- [How to complete this task]
All lines with the word "title" must be pulled from the entries below.

|---|

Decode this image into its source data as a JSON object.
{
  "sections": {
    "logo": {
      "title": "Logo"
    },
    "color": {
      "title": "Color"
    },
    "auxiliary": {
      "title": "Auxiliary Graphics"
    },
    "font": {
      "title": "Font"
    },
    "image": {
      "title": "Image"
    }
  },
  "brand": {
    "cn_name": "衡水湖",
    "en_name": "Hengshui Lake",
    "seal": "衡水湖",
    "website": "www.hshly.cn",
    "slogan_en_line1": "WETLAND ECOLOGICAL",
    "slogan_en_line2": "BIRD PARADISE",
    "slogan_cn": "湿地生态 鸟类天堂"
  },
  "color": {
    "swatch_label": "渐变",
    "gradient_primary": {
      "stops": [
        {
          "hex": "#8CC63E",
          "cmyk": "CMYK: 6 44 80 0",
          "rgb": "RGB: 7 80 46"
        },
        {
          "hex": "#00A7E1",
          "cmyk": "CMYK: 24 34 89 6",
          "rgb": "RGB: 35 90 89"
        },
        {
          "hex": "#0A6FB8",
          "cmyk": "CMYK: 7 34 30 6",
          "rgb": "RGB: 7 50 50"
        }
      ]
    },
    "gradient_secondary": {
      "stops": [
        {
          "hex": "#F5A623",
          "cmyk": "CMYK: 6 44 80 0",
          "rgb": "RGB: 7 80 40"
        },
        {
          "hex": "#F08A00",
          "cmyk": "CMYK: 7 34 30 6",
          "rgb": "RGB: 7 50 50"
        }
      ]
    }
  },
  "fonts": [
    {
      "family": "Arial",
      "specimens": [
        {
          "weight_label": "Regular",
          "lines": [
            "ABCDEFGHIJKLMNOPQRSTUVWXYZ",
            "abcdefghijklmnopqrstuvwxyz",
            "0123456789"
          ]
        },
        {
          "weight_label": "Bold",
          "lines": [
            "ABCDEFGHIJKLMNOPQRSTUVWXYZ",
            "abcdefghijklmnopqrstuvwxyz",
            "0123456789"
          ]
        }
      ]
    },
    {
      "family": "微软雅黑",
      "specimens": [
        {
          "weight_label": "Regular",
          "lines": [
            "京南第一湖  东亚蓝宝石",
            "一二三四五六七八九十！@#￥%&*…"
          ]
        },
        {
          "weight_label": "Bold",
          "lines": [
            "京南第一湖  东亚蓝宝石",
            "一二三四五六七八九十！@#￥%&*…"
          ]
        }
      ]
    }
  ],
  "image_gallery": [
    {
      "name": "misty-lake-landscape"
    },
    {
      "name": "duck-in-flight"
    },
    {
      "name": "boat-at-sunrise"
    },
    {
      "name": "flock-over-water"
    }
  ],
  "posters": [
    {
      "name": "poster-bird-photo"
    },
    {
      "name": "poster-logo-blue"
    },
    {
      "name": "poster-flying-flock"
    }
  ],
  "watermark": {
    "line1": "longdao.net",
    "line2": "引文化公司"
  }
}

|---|

- [Answer to the exercise]
      "title": "Logo"
      "title": "Color"
      "title": "Auxiliary Graphics"
      "title": "Font"
      "title": "Image"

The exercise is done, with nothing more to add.